- [Task item]:
Output all of the records exactly as written.

------------------------------------------------------------

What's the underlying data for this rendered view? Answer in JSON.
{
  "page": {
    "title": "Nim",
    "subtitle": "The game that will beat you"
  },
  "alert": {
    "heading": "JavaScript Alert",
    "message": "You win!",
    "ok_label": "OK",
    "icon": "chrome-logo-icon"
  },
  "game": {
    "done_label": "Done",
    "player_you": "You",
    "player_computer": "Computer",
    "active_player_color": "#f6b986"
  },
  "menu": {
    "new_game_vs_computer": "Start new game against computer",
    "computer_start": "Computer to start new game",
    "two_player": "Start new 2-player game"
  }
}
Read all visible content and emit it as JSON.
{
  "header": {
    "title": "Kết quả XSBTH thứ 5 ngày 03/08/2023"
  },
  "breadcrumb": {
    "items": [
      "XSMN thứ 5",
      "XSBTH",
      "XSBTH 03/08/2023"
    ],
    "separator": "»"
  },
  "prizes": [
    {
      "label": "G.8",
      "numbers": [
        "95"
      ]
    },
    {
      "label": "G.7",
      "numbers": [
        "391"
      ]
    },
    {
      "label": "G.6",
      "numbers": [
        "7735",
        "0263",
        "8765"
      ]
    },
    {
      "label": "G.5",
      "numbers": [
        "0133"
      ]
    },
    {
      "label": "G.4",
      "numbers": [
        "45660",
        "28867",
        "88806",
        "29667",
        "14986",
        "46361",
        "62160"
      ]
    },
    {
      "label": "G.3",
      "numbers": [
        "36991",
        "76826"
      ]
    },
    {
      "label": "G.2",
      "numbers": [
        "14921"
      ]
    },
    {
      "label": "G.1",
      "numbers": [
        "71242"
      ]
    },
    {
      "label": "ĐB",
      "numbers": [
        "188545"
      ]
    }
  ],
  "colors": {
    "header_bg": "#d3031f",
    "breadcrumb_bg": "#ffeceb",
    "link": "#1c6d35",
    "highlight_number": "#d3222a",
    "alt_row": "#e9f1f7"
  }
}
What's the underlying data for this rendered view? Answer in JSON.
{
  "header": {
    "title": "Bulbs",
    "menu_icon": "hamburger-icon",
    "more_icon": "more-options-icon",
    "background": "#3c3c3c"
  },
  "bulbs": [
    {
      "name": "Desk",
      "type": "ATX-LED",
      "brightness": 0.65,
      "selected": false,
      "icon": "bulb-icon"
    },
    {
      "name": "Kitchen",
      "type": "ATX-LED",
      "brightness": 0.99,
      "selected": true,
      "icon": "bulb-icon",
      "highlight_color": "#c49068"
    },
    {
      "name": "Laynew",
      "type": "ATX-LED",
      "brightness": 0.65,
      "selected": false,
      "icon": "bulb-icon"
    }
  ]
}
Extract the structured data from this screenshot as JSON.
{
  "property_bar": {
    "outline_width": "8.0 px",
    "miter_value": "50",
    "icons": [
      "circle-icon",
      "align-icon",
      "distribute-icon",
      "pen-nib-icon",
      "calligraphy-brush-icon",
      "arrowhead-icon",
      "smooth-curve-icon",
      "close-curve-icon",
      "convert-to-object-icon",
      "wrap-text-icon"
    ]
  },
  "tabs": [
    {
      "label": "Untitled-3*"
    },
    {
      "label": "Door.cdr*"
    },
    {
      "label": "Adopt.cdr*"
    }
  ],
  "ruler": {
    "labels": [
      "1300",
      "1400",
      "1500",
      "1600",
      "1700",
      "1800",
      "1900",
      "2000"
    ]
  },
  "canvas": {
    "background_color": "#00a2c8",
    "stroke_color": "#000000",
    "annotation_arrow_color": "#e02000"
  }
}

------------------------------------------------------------

- [Result of this task]:
What's the underlying data for this rendered view? Answer in JSON.
{
  "page": {
    "title": "Nim",
    "subtitle": "The game that will beat you"
  },
  "alert": {
    "heading": "JavaScript Alert",
    "message": "You win!",
    "ok_label": "OK",
    "icon": "chrome-logo-icon"
  },
  "game": {
    "done_label": "Done",
    "player_you": "You",
    "player_computer": "Computer",
    "active_player_color": "#f6b986"
  },
  "menu": {
    "new_game_vs_computer": "Start new game against computer",
    "computer_start": "Computer to start new game",
    "two_player": "Start new 2-player game"
  }
}
Read all visible content and emit it as JSON.
{
  "header": {
    "title": "Kết quả XSBTH thứ 5 ngày 03/08/2023"
  },
  "breadcrumb": {
    "items": [
      "XSMN thứ 5",
      "XSBTH",
      "XSBTH 03/08/2023"
    ],
    "separator": "»"
  },
  "prizes": [
    {
      "label": "G.8",
      "numbers": [
        "95"
      ]
    },
    {
      "label": "G.7",
      "numbers": [
        "391"
      ]
    },
    {
      "label": "G.6",
      "numbers": [
        "7735",
        "0263",
        "8765"
      ]
    },
    {
      "label": "G.5",
      "numbers": [
        "0133"
      ]
    },
    {
      "label": "G.4",
      "numbers": [
        "45660",
        "28867",
        "88806",
        "29667",
        "14986",
        "46361",
        "62160"
      ]
    },
    {
      "label": "G.3",
      "numbers": [
        "36991",
        "76826"
      ]
    },
    {
      "label": "G.2",
      "numbers": [
        "14921"
      ]
    },
    {
      "label": "G.1",
      "numbers": [
        "71242"
      ]
    },
    {
      "label": "ĐB",
      "numbers": [
        "188545"
      ]
    }
  ],
  "colors": {
    "header_bg": "#d3031f",
    "breadcrumb_bg": "#ffeceb",
    "link": "#1c6d35",
    "highlight_number": "#d3222a",
    "alt_row": "#e9f1f7"
  }
}
What's the underlying data for this rendered view? Answer in JSON.
{
  "header": {
    "title": "Bulbs",
    "menu_icon": "hamburger-icon",
    "more_icon": "more-options-icon",
    "background": "#3c3c3c"
  },
  "bulbs": [
    {
      "name": "Desk",
      "type": "ATX-LED",
      "brightness": 0.65,
      "selected": false,
      "icon": "bulb-icon"
    },
    {
      "name": "Kitchen",
      "type": "ATX-LED",
      "brightness": 0.99,
      "selected": true,
      "icon": "bulb-icon",
      "highlight_color": "#c49068"
    },
    {
      "name": "Laynew",
      "type": "ATX-LED",
      "brightness": 0.65,
      "selected": false,
      "icon": "bulb-icon"
    }
  ]
}
Extract the structured data from this screenshot as JSON.
{
  "property_bar": {
    "outline_width": "8.0 px",
    "miter_value": "50",
    "icons": [
      "circle-icon",
      "align-icon",
      "distribute-icon",
      "pen-nib-icon",
      "calligraphy-brush-icon",
      "arrowhead-icon",
      "smooth-curve-icon",
      "close-curve-icon",
      "convert-to-object-icon",
      "wrap-text-icon"
    ]
  },
  "tabs": [
    {
      "label": "Untitled-3*"
    },
    {
      "label": "Door.cdr*"
    },
    {
      "label": "Adopt.cdr*"
    }
  ],
  "ruler": {
    "labels": [
      "1300",
      "1400",
      "1500",
      "1600",
      "1700",
      "1800",
      "1900",
      "2000"
    ]
  },
  "canvas": {
    "background_color": "#00a2c8",
    "stroke_color": "#000000",
    "annotation_arrow_color": "#e02000"
  }
}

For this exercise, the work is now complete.